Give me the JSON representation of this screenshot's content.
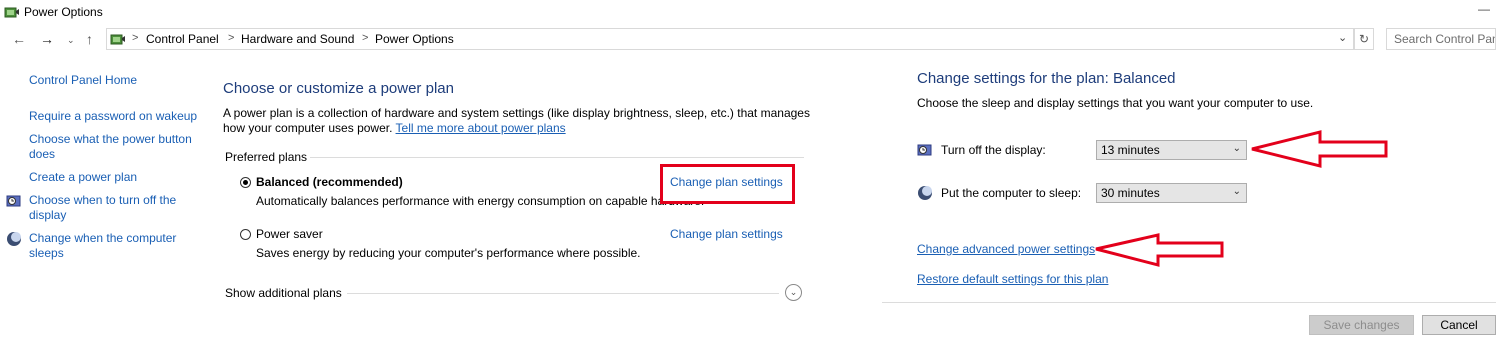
{
  "window": {
    "title": "Power Options",
    "close_label": "—"
  },
  "nav": {
    "back_icon": "arrow-left-icon",
    "forward_icon": "arrow-right-icon",
    "recent_icon": "chevron-down-icon",
    "up_icon": "arrow-up-icon"
  },
  "address": {
    "breadcrumbs": [
      "Control Panel",
      "Hardware and Sound",
      "Power Options"
    ],
    "separator": ">"
  },
  "search": {
    "placeholder": "Search Control Pan"
  },
  "sidebar": {
    "home": "Control Panel Home",
    "items": [
      {
        "label_line1": "Require a password on wakeup"
      },
      {
        "label_line1": "Choose what the power button",
        "label_line2": "does"
      },
      {
        "label_line1": "Create a power plan"
      },
      {
        "label_line1": "Choose when to turn off the",
        "label_line2": "display"
      },
      {
        "label_line1": "Change when the computer",
        "label_line2": "sleeps"
      }
    ]
  },
  "main": {
    "heading": "Choose or customize a power plan",
    "desc_line1": "A power plan is a collection of hardware and system settings (like display brightness, sleep, etc.) that manages",
    "desc_line2": "how your computer uses power.",
    "tell_more": "Tell me more about power plans",
    "preferred_label": "Preferred plans",
    "plans": [
      {
        "name": "Balanced (recommended)",
        "description": "Automatically balances performance with energy consumption on capable hardware.",
        "selected": true,
        "change_link": "Change plan settings"
      },
      {
        "name": "Power saver",
        "description": "Saves energy by reducing your computer's performance where possible.",
        "selected": false,
        "change_link": "Change plan settings"
      }
    ],
    "show_additional": "Show additional plans"
  },
  "plan_settings": {
    "heading": "Change settings for the plan: Balanced",
    "subtitle": "Choose the sleep and display settings that you want your computer to use.",
    "display_label": "Turn off the display:",
    "display_value": "13 minutes",
    "sleep_label": "Put the computer to sleep:",
    "sleep_value": "30 minutes",
    "advanced_link": "Change advanced power settings",
    "restore_link": "Restore default settings for this plan",
    "save_button": "Save changes",
    "cancel_button": "Cancel"
  },
  "colors": {
    "link": "#1a5fb4",
    "heading": "#1e3d7b",
    "annotation": "#e3001b"
  }
}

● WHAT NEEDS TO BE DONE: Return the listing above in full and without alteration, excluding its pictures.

● ANSWER TO THIS TASK:
Give me the JSON representation of this screenshot's content.
{
  "window": {
    "title": "Power Options",
    "close_label": "—"
  },
  "nav": {
    "back_icon": "arrow-left-icon",
    "forward_icon": "arrow-right-icon",
    "recent_icon": "chevron-down-icon",
    "up_icon": "arrow-up-icon"
  },
  "address": {
    "breadcrumbs": [
      "Control Panel",
      "Hardware and Sound",
      "Power Options"
    ],
    "separator": ">"
  },
  "search": {
    "placeholder": "Search Control Pan"
  },
  "sidebar": {
    "home": "Control Panel Home",
    "items": [
      {
        "label_line1": "Require a password on wakeup"
      },
      {
        "label_line1": "Choose what the power button",
        "label_line2": "does"
      },
      {
        "label_line1": "Create a power plan"
      },
      {
        "label_line1": "Choose when to turn off the",
        "label_line2": "display"
      },
      {
        "label_line1": "Change when the computer",
        "label_line2": "sleeps"
      }
    ]
  },
  "main": {
    "heading": "Choose or customize a power plan",
    "desc_line1": "A power plan is a collection of hardware and system settings (like display brightness, sleep, etc.) that manages",
    "desc_line2": "how your computer uses power.",
    "tell_more": "Tell me more about power plans",
    "preferred_label": "Preferred plans",
    "plans": [
      {
        "name": "Balanced (recommended)",
        "description": "Automatically balances performance with energy consumption on capable hardware.",
        "selected": true,
        "change_link": "Change plan settings"
      },
      {
        "name": "Power saver",
        "description": "Saves energy by reducing your computer's performance where possible.",
        "selected": false,
        "change_link": "Change plan settings"
      }
    ],
    "show_additional": "Show additional plans"
  },
  "plan_settings": {
    "heading": "Change settings for the plan: Balanced",
    "subtitle": "Choose the sleep and display settings that you want your computer to use.",
    "display_label": "Turn off the display:",
    "display_value": "13 minutes",
    "sleep_label": "Put the computer to sleep:",
    "sleep_value": "30 minutes",
    "advanced_link": "Change advanced power settings",
    "restore_link": "Restore default settings for this plan",
    "save_button": "Save changes",
    "cancel_button": "Cancel"
  },
  "colors": {
    "link": "#1a5fb4",
    "heading": "#1e3d7b",
    "annotation": "#e3001b"
  }
}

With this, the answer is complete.